### Exercise
Report back every line below that carries the word "Appoint".

### Records for the exercise
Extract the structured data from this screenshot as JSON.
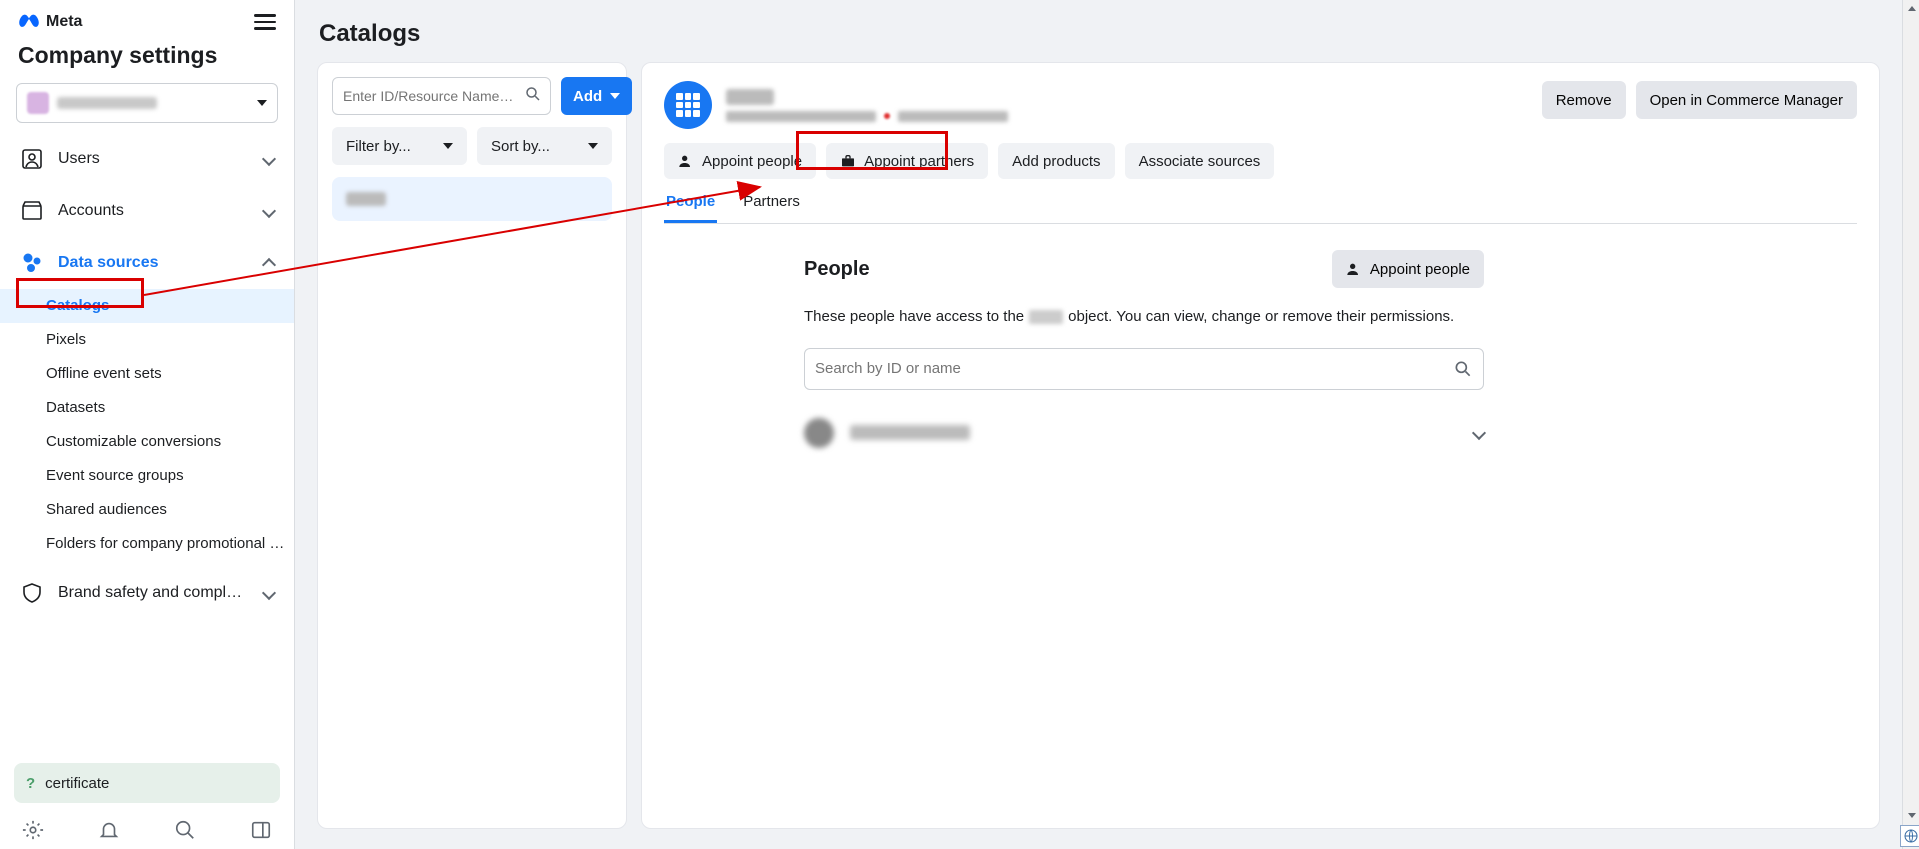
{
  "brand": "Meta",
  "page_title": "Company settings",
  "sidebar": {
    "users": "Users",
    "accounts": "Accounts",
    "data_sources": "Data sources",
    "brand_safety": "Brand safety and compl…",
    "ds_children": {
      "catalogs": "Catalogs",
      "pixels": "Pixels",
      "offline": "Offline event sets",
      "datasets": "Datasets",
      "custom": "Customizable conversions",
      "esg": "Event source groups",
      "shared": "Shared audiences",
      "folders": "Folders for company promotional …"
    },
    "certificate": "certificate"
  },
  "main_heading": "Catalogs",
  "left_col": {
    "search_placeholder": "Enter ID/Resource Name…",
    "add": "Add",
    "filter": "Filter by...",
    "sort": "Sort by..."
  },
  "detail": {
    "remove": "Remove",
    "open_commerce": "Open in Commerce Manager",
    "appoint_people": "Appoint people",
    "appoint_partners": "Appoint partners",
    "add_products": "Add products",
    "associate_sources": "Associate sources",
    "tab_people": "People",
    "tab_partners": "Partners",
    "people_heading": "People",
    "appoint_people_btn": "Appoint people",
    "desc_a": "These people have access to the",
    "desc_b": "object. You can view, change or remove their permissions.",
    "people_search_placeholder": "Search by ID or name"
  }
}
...
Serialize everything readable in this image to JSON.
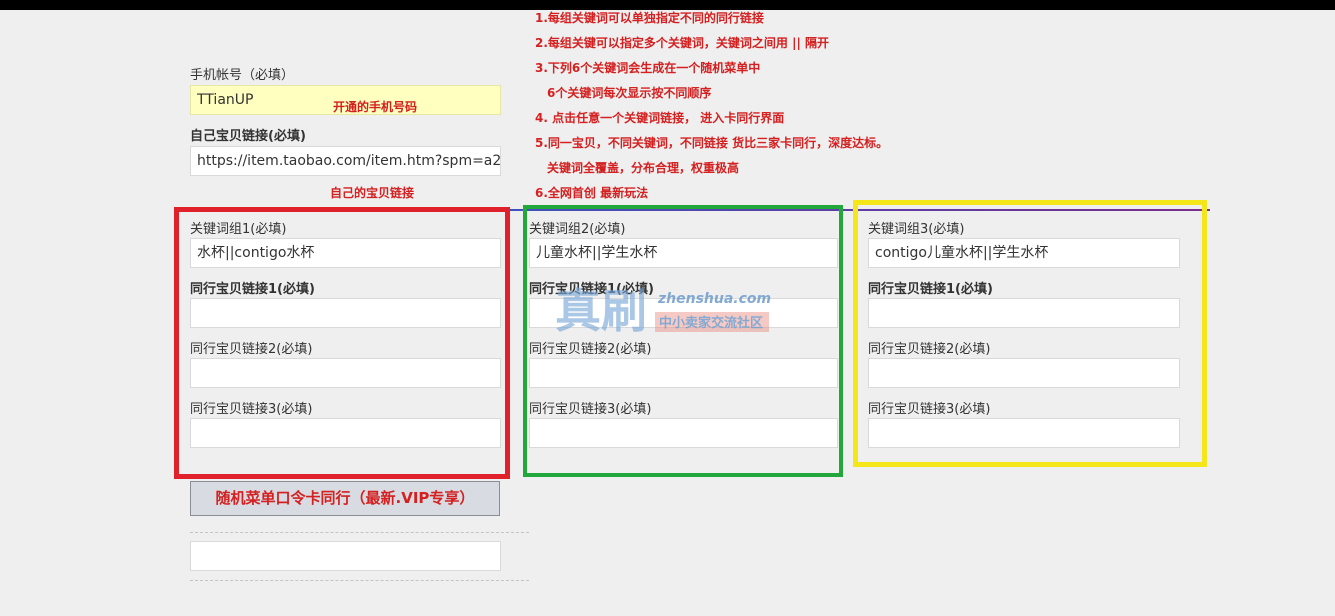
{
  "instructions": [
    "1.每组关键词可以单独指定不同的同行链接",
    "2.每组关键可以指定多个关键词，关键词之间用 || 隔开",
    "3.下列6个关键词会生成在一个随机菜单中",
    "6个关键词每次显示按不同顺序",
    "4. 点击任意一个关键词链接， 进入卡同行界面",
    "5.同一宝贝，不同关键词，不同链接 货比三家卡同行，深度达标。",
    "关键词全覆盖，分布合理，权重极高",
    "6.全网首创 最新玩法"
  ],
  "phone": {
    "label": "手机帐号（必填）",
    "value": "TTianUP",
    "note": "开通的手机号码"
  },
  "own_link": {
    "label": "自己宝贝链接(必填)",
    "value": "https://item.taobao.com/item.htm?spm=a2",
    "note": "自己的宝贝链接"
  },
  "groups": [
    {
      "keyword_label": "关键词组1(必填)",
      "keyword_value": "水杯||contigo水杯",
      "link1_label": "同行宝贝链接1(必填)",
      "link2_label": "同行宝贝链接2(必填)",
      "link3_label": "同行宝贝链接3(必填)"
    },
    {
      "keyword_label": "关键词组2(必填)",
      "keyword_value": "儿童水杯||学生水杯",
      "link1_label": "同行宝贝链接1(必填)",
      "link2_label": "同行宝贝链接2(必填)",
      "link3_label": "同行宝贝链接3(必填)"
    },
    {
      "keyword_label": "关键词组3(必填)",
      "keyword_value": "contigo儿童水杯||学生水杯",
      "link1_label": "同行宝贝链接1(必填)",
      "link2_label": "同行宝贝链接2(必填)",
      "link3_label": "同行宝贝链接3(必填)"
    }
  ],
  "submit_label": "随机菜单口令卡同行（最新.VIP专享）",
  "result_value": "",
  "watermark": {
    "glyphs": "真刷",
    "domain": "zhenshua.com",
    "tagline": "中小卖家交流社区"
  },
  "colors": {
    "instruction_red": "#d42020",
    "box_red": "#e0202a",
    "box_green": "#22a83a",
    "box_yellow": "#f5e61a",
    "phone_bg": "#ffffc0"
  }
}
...
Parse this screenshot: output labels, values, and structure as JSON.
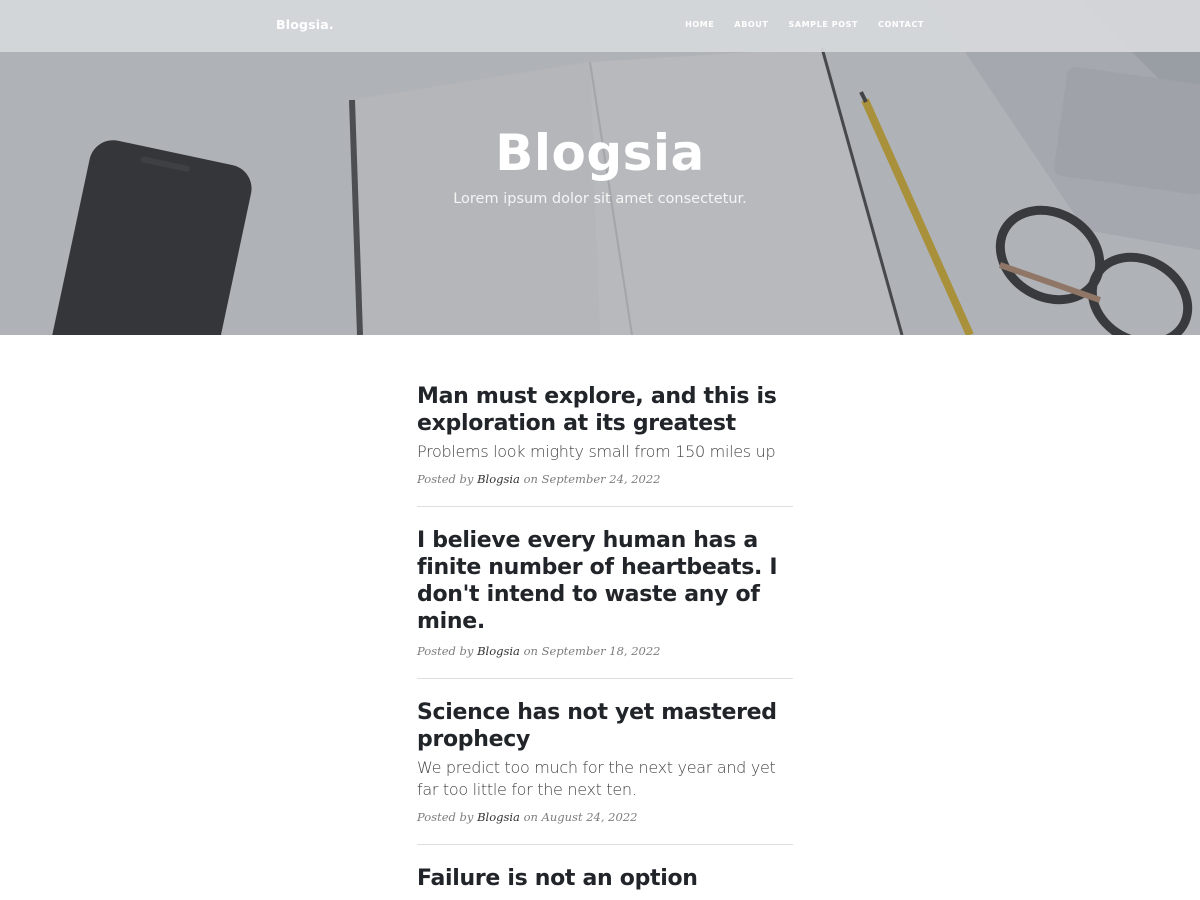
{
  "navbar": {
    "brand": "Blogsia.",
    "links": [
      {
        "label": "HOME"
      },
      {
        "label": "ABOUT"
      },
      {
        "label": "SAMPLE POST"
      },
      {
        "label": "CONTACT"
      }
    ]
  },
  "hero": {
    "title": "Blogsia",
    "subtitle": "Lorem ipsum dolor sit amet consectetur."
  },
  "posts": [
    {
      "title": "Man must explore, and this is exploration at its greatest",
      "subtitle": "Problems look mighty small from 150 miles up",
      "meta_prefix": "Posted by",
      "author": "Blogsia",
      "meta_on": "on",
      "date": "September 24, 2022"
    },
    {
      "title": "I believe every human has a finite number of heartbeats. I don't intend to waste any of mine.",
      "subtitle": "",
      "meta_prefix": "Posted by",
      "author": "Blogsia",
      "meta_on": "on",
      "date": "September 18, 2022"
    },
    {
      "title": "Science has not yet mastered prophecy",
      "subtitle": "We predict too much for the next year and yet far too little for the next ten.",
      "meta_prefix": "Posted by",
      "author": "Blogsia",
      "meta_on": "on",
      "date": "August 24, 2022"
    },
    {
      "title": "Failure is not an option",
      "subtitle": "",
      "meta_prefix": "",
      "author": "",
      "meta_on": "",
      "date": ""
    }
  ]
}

### Exercise answer
    "appoint_people": "Appoint people",
    "appoint_partners": "Appoint partners",
    "appoint_people_btn": "Appoint people",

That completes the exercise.